▸ **Task statement**
Give back all of the data exactly. Leave nothing out.

[Records from a data collection]
BEGIN

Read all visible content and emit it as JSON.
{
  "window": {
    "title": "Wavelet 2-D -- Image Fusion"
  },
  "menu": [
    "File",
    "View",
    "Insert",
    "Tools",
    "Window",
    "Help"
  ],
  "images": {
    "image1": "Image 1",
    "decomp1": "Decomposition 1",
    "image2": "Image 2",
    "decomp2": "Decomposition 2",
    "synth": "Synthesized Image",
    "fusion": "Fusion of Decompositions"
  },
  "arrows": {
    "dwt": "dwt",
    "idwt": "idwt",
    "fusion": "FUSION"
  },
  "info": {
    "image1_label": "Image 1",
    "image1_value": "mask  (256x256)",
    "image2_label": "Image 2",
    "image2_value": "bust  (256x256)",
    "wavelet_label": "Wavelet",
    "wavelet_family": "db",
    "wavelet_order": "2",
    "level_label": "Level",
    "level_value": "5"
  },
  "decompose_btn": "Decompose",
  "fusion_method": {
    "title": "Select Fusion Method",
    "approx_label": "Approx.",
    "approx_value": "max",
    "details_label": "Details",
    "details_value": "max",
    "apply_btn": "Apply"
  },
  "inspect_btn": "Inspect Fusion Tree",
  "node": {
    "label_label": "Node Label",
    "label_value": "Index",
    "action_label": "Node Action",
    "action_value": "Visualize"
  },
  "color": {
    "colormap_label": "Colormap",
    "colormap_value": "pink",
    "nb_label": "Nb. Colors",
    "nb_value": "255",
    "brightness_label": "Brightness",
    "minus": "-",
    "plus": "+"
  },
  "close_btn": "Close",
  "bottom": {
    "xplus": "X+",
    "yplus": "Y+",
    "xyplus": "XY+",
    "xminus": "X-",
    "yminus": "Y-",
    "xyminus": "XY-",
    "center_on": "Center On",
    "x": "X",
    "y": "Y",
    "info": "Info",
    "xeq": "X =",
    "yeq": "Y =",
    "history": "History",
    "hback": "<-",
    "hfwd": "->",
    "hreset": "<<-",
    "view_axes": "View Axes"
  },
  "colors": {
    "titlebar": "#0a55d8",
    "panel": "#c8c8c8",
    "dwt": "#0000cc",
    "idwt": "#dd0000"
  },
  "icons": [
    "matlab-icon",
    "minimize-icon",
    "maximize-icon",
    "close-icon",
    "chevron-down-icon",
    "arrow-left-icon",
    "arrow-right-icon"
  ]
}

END

▸ **Answer box**
Read all visible content and emit it as JSON.
{
  "window": {
    "title": "Wavelet 2-D -- Image Fusion"
  },
  "menu": [
    "File",
    "View",
    "Insert",
    "Tools",
    "Window",
    "Help"
  ],
  "images": {
    "image1": "Image 1",
    "decomp1": "Decomposition 1",
    "image2": "Image 2",
    "decomp2": "Decomposition 2",
    "synth": "Synthesized Image",
    "fusion": "Fusion of Decompositions"
  },
  "arrows": {
    "dwt": "dwt",
    "idwt": "idwt",
    "fusion": "FUSION"
  },
  "info": {
    "image1_label": "Image 1",
    "image1_value": "mask  (256x256)",
    "image2_label": "Image 2",
    "image2_value": "bust  (256x256)",
    "wavelet_label": "Wavelet",
    "wavelet_family": "db",
    "wavelet_order": "2",
    "level_label": "Level",
    "level_value": "5"
  },
  "decompose_btn": "Decompose",
  "fusion_method": {
    "title": "Select Fusion Method",
    "approx_label": "Approx.",
    "approx_value": "max",
    "details_label": "Details",
    "details_value": "max",
    "apply_btn": "Apply"
  },
  "inspect_btn": "Inspect Fusion Tree",
  "node": {
    "label_label": "Node Label",
    "label_value": "Index",
    "action_label": "Node Action",
    "action_value": "Visualize"
  },
  "color": {
    "colormap_label": "Colormap",
    "colormap_value": "pink",
    "nb_label": "Nb. Colors",
    "nb_value": "255",
    "brightness_label": "Brightness",
    "minus": "-",
    "plus": "+"
  },
  "close_btn": "Close",
  "bottom": {
    "xplus": "X+",
    "yplus": "Y+",
    "xyplus": "XY+",
    "xminus": "X-",
    "yminus": "Y-",
    "xyminus": "XY-",
    "center_on": "Center On",
    "x": "X",
    "y": "Y",
    "info": "Info",
    "xeq": "X =",
    "yeq": "Y =",
    "history": "History",
    "hback": "<-",
    "hfwd": "->",
    "hreset": "<<-",
    "view_axes": "View Axes"
  },
  "colors": {
    "titlebar": "#0a55d8",
    "panel": "#c8c8c8",
    "dwt": "#0000cc",
    "idwt": "#dd0000"
  },
  "icons": [
    "matlab-icon",
    "minimize-icon",
    "maximize-icon",
    "close-icon",
    "chevron-down-icon",
    "arrow-left-icon",
    "arrow-right-icon"
  ]
}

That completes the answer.